We tend to imagine our incorruptibles in a state of perfect preservation. In many cases, incorruptible saints have remained in such a state for decades. But the ravages of time eventually have an effect on a body -- even a saintly one. While some of the incorruptible saints have taken on a mummy-like appearance over the centuries, the fact that their bodies remain in one piece is something of a mystery. At the very least, it's difficult to explain.
Some cases of incorruptibility have been revealed as fraudulent. In other cases where incorruptibility actually did exist, it was further preserved later by embalming the corpse. In the 20th century, the Catholic Church discontinued the practice of using incorruptibility as a prerequisite for sainthood. The Church wasn't responding so much to the fraud of some cases, but to the cases in which incorruptible corpses didn't extol Catholic piety. Members of other religions have been discovered in uncorrupted states. And at least one case of incorruptibility was discovered in a person who clearly hadn't exactly lived a saintly life. Cardinal Shuster, an Italian archbishop, had been a fascist and friend of dictator Benito Mussolini. His corpse was found uncorrupted 31 years after his death
It's easy to dismiss a corpse that's been mummified as a fraudulent incorruptible. Other instances aren't as cut and dry.
Perhaps the most famous incorruptible is a young shepherdess, Saint Bernadette. She died at age 35, but achieved acclaim among Catholics for having been visited by the Virgin Mary. The Virgin instructed Bernadette to dig in a spot at Lourdes, France. A well sprung up and came to be regarded as a healing place.
Bernadette died in 1879 and was exhumed under candidacy of beatification in 1909. Her corpse was uncorrupted. She was reinterred in her crypt and dug up again in 1919 and 1923. Upon the third exhumation, she was dissected. Her organs were still soft and malleable. She was placed on display in a reliquary, where she remains today, at the convent of St. Gildard at Nevers, France.
Bernadette stands (or lies) as a sterling example of incorruptibility. But her corpse also provides ammunition for skeptics. Her hands and face appear incredibly lifelike, but this is due to a wax covering. Beneath the waxy exterior, her skin has browned.

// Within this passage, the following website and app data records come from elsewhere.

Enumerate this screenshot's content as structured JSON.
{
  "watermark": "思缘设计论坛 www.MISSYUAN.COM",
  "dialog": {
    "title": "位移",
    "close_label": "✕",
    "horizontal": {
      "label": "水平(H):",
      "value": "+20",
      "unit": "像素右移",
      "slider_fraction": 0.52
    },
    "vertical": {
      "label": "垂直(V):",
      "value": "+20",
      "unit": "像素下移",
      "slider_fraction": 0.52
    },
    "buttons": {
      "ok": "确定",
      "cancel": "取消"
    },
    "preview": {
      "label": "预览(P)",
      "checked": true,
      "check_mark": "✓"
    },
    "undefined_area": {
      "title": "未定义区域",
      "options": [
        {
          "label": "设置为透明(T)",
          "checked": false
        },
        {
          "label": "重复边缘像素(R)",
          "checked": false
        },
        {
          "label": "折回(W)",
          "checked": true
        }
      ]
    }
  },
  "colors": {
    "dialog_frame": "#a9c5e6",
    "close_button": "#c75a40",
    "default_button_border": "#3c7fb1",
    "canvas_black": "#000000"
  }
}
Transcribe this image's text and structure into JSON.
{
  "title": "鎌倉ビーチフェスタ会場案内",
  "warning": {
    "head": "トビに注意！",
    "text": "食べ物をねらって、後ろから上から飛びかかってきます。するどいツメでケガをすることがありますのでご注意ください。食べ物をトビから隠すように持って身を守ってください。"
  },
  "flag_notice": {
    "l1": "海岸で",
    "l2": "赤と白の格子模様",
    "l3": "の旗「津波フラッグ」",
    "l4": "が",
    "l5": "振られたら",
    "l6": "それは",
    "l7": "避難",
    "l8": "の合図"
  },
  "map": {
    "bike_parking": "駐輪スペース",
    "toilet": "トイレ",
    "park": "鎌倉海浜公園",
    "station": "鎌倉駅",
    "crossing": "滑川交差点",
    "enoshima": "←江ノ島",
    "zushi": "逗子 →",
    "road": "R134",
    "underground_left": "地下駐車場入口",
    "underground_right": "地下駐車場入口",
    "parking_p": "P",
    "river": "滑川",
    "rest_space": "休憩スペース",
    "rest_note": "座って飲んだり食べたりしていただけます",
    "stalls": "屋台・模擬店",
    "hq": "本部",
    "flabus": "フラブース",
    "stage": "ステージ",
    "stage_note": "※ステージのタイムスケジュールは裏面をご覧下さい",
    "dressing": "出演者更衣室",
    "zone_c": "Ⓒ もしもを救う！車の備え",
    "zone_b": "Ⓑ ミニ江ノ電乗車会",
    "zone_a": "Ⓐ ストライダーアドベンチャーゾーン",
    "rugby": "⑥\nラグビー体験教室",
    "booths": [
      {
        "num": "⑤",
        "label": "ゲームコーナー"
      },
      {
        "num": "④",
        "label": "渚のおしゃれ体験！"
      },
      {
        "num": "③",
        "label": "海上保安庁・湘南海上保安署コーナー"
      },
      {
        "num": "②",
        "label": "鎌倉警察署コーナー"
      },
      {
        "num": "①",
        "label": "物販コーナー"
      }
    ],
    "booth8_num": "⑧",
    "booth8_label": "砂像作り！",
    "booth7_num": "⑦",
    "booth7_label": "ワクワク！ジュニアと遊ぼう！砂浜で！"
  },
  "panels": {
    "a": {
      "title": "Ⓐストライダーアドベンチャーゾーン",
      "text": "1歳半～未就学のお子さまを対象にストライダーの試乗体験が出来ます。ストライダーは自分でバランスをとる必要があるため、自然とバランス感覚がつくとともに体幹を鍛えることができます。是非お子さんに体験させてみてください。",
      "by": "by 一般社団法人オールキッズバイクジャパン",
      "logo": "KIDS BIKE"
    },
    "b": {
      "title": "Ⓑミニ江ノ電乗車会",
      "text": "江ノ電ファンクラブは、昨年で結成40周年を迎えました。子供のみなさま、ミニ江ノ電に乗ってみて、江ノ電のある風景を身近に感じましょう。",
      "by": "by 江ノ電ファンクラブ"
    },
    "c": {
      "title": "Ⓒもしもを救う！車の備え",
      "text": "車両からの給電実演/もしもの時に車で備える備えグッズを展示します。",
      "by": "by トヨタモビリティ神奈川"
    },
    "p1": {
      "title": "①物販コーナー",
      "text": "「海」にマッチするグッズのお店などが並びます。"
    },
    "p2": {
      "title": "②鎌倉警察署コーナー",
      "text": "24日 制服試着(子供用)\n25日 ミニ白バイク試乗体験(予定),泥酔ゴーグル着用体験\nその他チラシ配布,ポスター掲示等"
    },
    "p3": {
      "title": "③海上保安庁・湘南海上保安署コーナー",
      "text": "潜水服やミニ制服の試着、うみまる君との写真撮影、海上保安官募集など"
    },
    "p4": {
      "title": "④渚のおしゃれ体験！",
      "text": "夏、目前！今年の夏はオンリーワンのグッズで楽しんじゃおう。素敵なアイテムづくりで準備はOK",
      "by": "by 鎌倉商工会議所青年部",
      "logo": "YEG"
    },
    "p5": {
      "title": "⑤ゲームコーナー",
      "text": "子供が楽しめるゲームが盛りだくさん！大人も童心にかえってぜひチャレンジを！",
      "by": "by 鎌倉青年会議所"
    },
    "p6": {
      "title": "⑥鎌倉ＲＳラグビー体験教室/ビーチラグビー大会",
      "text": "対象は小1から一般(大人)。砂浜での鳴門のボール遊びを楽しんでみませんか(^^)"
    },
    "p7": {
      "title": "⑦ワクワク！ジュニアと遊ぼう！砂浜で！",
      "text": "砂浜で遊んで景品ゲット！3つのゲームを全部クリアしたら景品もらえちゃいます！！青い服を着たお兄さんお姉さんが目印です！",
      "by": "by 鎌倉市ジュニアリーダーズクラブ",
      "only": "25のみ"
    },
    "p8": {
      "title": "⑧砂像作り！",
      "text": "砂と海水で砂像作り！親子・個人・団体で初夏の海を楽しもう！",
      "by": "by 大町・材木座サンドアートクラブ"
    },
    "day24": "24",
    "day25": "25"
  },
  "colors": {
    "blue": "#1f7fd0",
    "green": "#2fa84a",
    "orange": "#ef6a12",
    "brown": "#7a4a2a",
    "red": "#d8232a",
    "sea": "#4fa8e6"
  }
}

While there's no scientific explanation for why her body would have remained so well-preserved without the aid of embalming or environmental conditions, she shows that all bodies will eventually rot. Just how long that process takes, however, may depend on any number of factors.